WORK TO COMPLETE
What lines of the data hold the string "https"? Copy them all.

### INFORMATION SHOWN

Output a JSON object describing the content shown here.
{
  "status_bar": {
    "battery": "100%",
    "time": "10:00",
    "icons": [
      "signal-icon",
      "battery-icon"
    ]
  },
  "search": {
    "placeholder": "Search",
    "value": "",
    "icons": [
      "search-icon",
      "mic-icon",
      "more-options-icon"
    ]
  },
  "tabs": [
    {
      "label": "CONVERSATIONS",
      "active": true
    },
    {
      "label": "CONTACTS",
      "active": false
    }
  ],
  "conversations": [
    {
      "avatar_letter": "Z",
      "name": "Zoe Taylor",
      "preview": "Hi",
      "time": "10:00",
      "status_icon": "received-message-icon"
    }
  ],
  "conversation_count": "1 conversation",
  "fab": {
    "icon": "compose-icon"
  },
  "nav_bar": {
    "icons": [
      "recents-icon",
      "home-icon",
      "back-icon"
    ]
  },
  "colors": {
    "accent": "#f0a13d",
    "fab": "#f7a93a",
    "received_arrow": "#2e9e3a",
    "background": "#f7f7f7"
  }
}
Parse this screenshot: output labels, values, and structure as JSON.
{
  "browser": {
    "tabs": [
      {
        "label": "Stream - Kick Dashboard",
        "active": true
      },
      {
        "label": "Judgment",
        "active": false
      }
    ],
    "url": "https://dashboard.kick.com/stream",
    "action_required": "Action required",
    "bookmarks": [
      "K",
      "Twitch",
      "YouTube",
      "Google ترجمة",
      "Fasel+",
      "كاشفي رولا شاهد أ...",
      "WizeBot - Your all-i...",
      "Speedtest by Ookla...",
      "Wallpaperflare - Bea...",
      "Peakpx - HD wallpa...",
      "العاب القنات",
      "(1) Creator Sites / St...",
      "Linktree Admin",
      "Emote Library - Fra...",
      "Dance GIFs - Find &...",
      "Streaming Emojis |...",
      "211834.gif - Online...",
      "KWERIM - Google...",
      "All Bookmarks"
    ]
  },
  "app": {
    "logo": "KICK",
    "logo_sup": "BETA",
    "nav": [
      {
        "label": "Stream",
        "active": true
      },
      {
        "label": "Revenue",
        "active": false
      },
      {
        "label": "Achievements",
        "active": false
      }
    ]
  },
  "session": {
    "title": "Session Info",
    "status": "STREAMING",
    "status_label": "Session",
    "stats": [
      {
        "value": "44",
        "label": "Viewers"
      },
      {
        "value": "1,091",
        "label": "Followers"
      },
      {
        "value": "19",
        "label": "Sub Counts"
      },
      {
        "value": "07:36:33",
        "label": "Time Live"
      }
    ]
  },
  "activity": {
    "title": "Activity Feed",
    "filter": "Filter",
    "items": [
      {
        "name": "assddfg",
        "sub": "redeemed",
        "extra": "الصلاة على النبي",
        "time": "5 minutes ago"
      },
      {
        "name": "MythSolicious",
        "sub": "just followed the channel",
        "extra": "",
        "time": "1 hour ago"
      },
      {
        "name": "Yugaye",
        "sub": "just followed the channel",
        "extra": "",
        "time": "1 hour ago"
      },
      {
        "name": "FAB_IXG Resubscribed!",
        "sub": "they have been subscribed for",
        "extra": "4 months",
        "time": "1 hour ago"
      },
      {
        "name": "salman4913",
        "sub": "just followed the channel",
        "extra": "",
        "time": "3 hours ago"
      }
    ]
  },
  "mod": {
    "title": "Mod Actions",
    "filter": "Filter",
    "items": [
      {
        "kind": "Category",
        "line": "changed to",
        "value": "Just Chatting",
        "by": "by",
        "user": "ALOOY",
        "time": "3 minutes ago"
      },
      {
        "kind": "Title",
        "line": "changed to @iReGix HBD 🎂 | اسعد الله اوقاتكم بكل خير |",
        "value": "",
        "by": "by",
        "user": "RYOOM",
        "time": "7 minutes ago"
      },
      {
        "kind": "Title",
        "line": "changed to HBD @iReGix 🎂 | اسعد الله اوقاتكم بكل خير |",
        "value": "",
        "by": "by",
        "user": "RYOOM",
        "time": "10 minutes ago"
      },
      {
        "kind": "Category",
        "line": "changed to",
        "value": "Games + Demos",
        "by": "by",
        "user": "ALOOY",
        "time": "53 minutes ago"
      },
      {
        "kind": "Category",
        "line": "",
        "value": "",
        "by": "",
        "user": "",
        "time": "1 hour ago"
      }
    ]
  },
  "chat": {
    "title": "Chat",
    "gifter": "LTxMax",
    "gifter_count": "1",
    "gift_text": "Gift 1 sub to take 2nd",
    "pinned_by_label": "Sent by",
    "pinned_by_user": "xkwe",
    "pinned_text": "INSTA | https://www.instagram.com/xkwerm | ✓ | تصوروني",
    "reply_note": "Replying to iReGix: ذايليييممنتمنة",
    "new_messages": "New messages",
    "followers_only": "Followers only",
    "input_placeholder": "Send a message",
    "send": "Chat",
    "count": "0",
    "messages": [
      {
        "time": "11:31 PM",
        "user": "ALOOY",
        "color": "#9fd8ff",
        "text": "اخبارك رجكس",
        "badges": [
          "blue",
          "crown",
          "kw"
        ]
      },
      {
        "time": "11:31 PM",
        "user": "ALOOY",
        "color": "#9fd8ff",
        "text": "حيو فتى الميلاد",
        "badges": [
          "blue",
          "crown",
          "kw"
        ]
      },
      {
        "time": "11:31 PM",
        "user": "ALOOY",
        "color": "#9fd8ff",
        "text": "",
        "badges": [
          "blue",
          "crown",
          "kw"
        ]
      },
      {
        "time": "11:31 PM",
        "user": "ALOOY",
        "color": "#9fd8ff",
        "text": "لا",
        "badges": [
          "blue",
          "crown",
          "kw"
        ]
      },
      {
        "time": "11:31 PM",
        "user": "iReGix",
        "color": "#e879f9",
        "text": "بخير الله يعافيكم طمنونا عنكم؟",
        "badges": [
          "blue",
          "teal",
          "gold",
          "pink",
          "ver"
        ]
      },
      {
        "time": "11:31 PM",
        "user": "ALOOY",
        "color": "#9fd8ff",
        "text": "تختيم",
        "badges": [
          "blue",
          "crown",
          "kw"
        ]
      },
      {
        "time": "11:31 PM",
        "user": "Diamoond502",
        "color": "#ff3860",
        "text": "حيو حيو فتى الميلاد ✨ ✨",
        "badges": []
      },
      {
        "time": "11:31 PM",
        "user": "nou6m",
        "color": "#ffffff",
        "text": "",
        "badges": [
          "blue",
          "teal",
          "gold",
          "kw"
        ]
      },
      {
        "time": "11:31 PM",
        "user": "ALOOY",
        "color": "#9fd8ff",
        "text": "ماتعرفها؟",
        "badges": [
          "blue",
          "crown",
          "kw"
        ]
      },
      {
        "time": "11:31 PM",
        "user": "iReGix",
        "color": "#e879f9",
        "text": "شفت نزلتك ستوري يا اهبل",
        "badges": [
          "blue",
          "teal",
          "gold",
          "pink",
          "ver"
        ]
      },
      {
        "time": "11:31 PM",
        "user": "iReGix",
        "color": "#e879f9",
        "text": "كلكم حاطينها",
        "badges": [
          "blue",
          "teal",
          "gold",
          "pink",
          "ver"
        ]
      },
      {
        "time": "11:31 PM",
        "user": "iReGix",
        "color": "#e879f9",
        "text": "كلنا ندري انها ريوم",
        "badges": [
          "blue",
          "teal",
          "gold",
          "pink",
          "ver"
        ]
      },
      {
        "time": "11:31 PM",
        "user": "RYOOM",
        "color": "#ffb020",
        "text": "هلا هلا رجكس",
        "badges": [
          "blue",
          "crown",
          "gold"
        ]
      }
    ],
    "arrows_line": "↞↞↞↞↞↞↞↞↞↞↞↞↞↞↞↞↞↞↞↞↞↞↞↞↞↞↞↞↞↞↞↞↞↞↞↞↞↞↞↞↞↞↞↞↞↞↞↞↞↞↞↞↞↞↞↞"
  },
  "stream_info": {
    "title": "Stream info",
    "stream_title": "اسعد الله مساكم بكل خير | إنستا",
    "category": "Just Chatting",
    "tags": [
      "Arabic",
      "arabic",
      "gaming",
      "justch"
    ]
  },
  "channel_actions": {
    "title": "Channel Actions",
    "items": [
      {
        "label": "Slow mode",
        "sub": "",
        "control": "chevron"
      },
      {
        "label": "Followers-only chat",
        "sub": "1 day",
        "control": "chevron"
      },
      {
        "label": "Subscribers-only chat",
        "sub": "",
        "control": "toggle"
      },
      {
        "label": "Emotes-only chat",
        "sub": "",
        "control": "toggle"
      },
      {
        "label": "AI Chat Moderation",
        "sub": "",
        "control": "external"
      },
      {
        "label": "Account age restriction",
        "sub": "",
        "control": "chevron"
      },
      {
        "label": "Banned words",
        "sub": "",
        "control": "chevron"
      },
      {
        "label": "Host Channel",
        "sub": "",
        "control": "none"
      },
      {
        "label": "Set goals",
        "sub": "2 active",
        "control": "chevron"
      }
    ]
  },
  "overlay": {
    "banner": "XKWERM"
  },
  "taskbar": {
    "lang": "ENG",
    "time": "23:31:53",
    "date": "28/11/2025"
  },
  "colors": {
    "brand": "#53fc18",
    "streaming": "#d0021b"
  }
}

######

REPLY TO THE EXERCISE
    "url": "https://dashboard.kick.com/stream",
    "pinned_text": "INSTA | https://www.instagram.com/xkwerm | ✓ | تصوروني",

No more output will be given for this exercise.